Design Your Garden Intelligently
If you carefully plan your flower and vegetable placement ahead of time, you can drastically reduce pests with little additional effort. Avoiding long rows of a single plant is a good start. Try mixing garlic with carrots in an alternating grid pattern. Plants like fennel attract wasps that will pick off caterpillars drawn to leafy greens.
Prep the Soil for Specific Plants
In many cases, effective pest control starts from the ground up. For instance, many gardeners mix a fair amount of wood ash into the soil around tomatoes to deter aphids. Citric acid aka lemon or lime juice can be sprinkled around any plant to keep a slew of critters at bay.
Eliminate Infected Plants Early On
Despite your best efforts, some plants will be casualties in the war against pests. If you can’t simply trim off a bug-ridden vine or leaf and solve the problem, yank the plant ASAP and treat its neighbors. An infected plant will simply act as a launch pad for pests that will cause more damage.

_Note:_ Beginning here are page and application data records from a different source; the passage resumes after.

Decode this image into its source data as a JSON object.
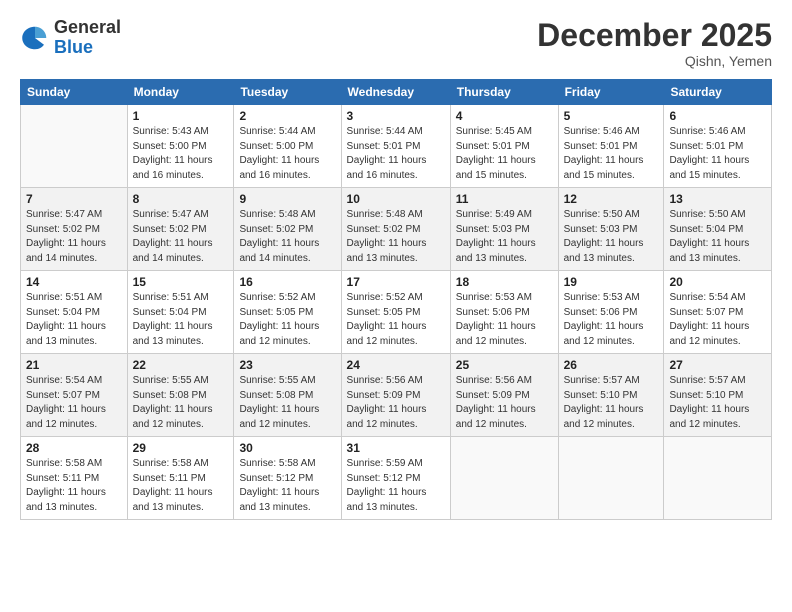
{
  "header": {
    "logo_general": "General",
    "logo_blue": "Blue",
    "month_title": "December 2025",
    "subtitle": "Qishn, Yemen"
  },
  "weekdays": [
    "Sunday",
    "Monday",
    "Tuesday",
    "Wednesday",
    "Thursday",
    "Friday",
    "Saturday"
  ],
  "weeks": [
    [
      {
        "day": "",
        "info": ""
      },
      {
        "day": "1",
        "info": "Sunrise: 5:43 AM\nSunset: 5:00 PM\nDaylight: 11 hours\nand 16 minutes."
      },
      {
        "day": "2",
        "info": "Sunrise: 5:44 AM\nSunset: 5:00 PM\nDaylight: 11 hours\nand 16 minutes."
      },
      {
        "day": "3",
        "info": "Sunrise: 5:44 AM\nSunset: 5:01 PM\nDaylight: 11 hours\nand 16 minutes."
      },
      {
        "day": "4",
        "info": "Sunrise: 5:45 AM\nSunset: 5:01 PM\nDaylight: 11 hours\nand 15 minutes."
      },
      {
        "day": "5",
        "info": "Sunrise: 5:46 AM\nSunset: 5:01 PM\nDaylight: 11 hours\nand 15 minutes."
      },
      {
        "day": "6",
        "info": "Sunrise: 5:46 AM\nSunset: 5:01 PM\nDaylight: 11 hours\nand 15 minutes."
      }
    ],
    [
      {
        "day": "7",
        "info": "Sunrise: 5:47 AM\nSunset: 5:02 PM\nDaylight: 11 hours\nand 14 minutes."
      },
      {
        "day": "8",
        "info": "Sunrise: 5:47 AM\nSunset: 5:02 PM\nDaylight: 11 hours\nand 14 minutes."
      },
      {
        "day": "9",
        "info": "Sunrise: 5:48 AM\nSunset: 5:02 PM\nDaylight: 11 hours\nand 14 minutes."
      },
      {
        "day": "10",
        "info": "Sunrise: 5:48 AM\nSunset: 5:02 PM\nDaylight: 11 hours\nand 13 minutes."
      },
      {
        "day": "11",
        "info": "Sunrise: 5:49 AM\nSunset: 5:03 PM\nDaylight: 11 hours\nand 13 minutes."
      },
      {
        "day": "12",
        "info": "Sunrise: 5:50 AM\nSunset: 5:03 PM\nDaylight: 11 hours\nand 13 minutes."
      },
      {
        "day": "13",
        "info": "Sunrise: 5:50 AM\nSunset: 5:04 PM\nDaylight: 11 hours\nand 13 minutes."
      }
    ],
    [
      {
        "day": "14",
        "info": "Sunrise: 5:51 AM\nSunset: 5:04 PM\nDaylight: 11 hours\nand 13 minutes."
      },
      {
        "day": "15",
        "info": "Sunrise: 5:51 AM\nSunset: 5:04 PM\nDaylight: 11 hours\nand 13 minutes."
      },
      {
        "day": "16",
        "info": "Sunrise: 5:52 AM\nSunset: 5:05 PM\nDaylight: 11 hours\nand 12 minutes."
      },
      {
        "day": "17",
        "info": "Sunrise: 5:52 AM\nSunset: 5:05 PM\nDaylight: 11 hours\nand 12 minutes."
      },
      {
        "day": "18",
        "info": "Sunrise: 5:53 AM\nSunset: 5:06 PM\nDaylight: 11 hours\nand 12 minutes."
      },
      {
        "day": "19",
        "info": "Sunrise: 5:53 AM\nSunset: 5:06 PM\nDaylight: 11 hours\nand 12 minutes."
      },
      {
        "day": "20",
        "info": "Sunrise: 5:54 AM\nSunset: 5:07 PM\nDaylight: 11 hours\nand 12 minutes."
      }
    ],
    [
      {
        "day": "21",
        "info": "Sunrise: 5:54 AM\nSunset: 5:07 PM\nDaylight: 11 hours\nand 12 minutes."
      },
      {
        "day": "22",
        "info": "Sunrise: 5:55 AM\nSunset: 5:08 PM\nDaylight: 11 hours\nand 12 minutes."
      },
      {
        "day": "23",
        "info": "Sunrise: 5:55 AM\nSunset: 5:08 PM\nDaylight: 11 hours\nand 12 minutes."
      },
      {
        "day": "24",
        "info": "Sunrise: 5:56 AM\nSunset: 5:09 PM\nDaylight: 11 hours\nand 12 minutes."
      },
      {
        "day": "25",
        "info": "Sunrise: 5:56 AM\nSunset: 5:09 PM\nDaylight: 11 hours\nand 12 minutes."
      },
      {
        "day": "26",
        "info": "Sunrise: 5:57 AM\nSunset: 5:10 PM\nDaylight: 11 hours\nand 12 minutes."
      },
      {
        "day": "27",
        "info": "Sunrise: 5:57 AM\nSunset: 5:10 PM\nDaylight: 11 hours\nand 12 minutes."
      }
    ],
    [
      {
        "day": "28",
        "info": "Sunrise: 5:58 AM\nSunset: 5:11 PM\nDaylight: 11 hours\nand 13 minutes."
      },
      {
        "day": "29",
        "info": "Sunrise: 5:58 AM\nSunset: 5:11 PM\nDaylight: 11 hours\nand 13 minutes."
      },
      {
        "day": "30",
        "info": "Sunrise: 5:58 AM\nSunset: 5:12 PM\nDaylight: 11 hours\nand 13 minutes."
      },
      {
        "day": "31",
        "info": "Sunrise: 5:59 AM\nSunset: 5:12 PM\nDaylight: 11 hours\nand 13 minutes."
      },
      {
        "day": "",
        "info": ""
      },
      {
        "day": "",
        "info": ""
      },
      {
        "day": "",
        "info": ""
      }
    ]
  ]
}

Sanitize Bordering Pest Havens
Ideally, your garden should have a buffer zone around it that can be carefully monitored for pests making inroads. Trim away nearby weeds and shrubs at a minimum. Have your home checked for pests that might make the jump to a nearby garden by a qualified company like Midwest Pest Control, a Tulsa pest control service.

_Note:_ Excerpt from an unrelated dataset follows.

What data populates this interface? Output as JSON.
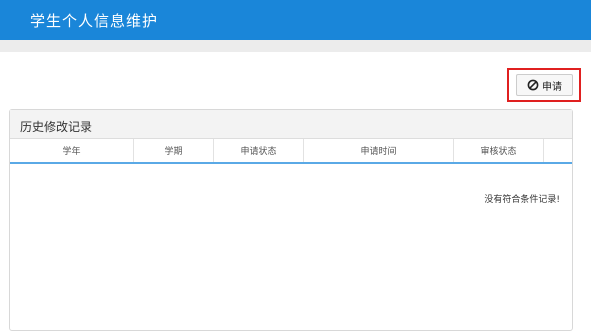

Use Sacrificial Plants to Draw Bugs
Sometimes, sacrificial plants along the edge of the garden are the best way to keep pests from the good stuff. Nasturtiums and nettles are like catnip to many aphids. Redroot pigweed will keep beetles off of your tomatoes. Flea beetles will attack arugula before going after other low-lying veggies.
Experience Is the Best Teacher
If you’re new to gardening, you may be surprised at how much know-how is required to prevent pests from spoiling the party. It’s inevitable that you’ll make a few mistakes before you zero in on the perfect strategy. Take note of the return on your efforts and refine the approach each year.